REQUIREMENT:
List every line below containing "JSON".

BEGIN

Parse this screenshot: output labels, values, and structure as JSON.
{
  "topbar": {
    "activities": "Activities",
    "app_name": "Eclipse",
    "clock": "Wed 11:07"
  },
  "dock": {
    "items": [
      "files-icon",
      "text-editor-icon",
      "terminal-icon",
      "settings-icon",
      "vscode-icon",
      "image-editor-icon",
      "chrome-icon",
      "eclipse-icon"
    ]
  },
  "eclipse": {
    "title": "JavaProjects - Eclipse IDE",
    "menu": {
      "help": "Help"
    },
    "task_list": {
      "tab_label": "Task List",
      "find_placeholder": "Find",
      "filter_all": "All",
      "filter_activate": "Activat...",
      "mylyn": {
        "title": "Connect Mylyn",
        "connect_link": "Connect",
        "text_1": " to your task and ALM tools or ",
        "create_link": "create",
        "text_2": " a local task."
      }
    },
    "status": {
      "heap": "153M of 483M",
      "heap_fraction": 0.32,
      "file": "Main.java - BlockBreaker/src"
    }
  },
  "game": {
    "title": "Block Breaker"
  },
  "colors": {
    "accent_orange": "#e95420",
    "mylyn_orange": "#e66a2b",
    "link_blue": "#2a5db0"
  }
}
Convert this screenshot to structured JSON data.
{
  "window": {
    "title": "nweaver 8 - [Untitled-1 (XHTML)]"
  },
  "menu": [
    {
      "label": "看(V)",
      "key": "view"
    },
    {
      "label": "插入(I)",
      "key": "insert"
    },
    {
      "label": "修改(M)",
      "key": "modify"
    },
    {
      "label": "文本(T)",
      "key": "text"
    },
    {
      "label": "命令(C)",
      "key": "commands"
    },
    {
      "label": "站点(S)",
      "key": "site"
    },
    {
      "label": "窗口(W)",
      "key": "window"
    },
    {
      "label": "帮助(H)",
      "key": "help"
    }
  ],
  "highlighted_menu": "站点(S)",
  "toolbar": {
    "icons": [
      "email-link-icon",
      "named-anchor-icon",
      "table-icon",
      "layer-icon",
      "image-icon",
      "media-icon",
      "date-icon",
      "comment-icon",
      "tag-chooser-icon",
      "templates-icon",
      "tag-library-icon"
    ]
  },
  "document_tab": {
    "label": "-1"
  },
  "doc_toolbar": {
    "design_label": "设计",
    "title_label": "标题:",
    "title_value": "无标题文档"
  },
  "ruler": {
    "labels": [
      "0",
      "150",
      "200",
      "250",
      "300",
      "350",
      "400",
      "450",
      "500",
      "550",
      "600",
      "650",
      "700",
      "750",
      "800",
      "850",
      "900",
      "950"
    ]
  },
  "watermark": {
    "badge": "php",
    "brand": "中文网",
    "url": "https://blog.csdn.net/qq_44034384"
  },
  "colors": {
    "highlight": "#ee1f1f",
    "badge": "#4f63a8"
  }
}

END

SOLUTION:
Parse this screenshot: output labels, values, and structure as JSON.
Convert this screenshot to structured JSON data.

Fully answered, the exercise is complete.